Background: In definitive radiation therapy for head and neck cancer, clinically uninvolved cervical lymph nodes are irradiated with a so-called `elective dose' in order to achieve control of clinically occult metastases. As a consequence of high-resolution diagnostic imaging, occult tumor volume has significantly decreased in the last decades. Since the elective dose is dependent on occult tumor volume, the currently used elective dose may be higher than necessary.
Because bilateral irradiation of the neck contributes to dysphagia, xerostomia and hypothyroidism in a dose dependent way, dose de-escalation to these regions can open a window of opportunity to reduce toxicity and improve quality of life after treatment.
Methods: UPGRADE-RT is a multicenter, phase III, single-blinded, randomized controlled trial. Patients to be treated with definitive radiation therapy for a newly diagnosed stage T2-4 N0-2 M-0 squamous cell carcinoma of the oropharynx, hypopharynx or larynx are eligible. Exclusion criteria are recurrent disease, oncologic surgery to the head and neck area, concomitant chemotherapy or epidermal growth factor receptor inhibitors. In total, 300 patients will be randomized in a 2: 1 ratio to a treatment arm with or without de-escalation of the elective radiation dose and introduction of an intermediate dose-level for selected lymph nodes. Radiation therapy planning FDG-PET/CT-scans will be acquired to guide risk assessment of borderline-sized cervical nodes that can be treated with the intermediate dose level.
Treatment will be given with intensity-modulated radiation therapy or volumetric arc therapy with simultaneous-integrated boost using an accelerated fractionation schedule, 33 fractions in 5 weeks. The primary endpoint is `normalcy of diet' at 1 year after treatment (toxicity). The secondary endpoint is the actuarial rate of recurrence in electively irradiated lymph nodes at 2 years after treatment (safety).
Discussion: The objective of the UPGRADE-RT trial is to investigate whether de-escalation of elective radiation dose and the introduction of an intermediate dose-level for borderline sized lymph nodes in the treatment of head and neck cancer will result in less radiation sequelae and improved quality of life after treatment without compromising the recurrence rate in the electively treated neck.

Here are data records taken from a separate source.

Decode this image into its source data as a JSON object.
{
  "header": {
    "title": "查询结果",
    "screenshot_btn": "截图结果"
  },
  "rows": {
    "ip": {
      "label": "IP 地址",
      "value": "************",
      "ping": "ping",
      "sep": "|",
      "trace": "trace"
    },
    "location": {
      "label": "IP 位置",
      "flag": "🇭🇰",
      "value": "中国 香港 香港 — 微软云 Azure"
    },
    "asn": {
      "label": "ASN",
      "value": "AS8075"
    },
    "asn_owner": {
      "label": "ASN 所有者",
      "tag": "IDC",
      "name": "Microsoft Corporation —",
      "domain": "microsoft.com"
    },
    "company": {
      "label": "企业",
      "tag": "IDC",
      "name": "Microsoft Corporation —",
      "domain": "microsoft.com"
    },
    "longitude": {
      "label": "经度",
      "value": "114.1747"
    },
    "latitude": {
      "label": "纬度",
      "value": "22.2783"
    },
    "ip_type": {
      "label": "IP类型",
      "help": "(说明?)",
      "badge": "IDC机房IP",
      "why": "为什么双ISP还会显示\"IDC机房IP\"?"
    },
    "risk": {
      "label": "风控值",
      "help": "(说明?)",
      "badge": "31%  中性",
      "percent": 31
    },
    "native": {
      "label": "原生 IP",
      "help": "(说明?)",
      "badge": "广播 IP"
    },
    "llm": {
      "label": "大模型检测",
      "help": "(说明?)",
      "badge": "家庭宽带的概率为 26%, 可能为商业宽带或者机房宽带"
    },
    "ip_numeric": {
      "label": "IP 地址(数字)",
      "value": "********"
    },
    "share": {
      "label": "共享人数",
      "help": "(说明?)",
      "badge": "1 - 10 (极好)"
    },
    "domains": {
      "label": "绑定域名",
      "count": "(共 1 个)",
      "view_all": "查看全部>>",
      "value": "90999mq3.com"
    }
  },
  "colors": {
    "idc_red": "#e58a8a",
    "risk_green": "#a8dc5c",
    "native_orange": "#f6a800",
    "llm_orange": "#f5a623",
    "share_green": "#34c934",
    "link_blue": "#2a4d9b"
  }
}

- Head and neck cancer
- Squamous cell carcinoma
- Accelerated radiation therapy
- Dose reduction
- Dose de-escalation
- Elective nodes
- Euality of life
- TROG CONSENSUS GUIDELINES
- CANCER PATIENTS
- RESPONSE RELATIONSHIP
- OROPHARYNGEAL CANCER
- NCIC CTG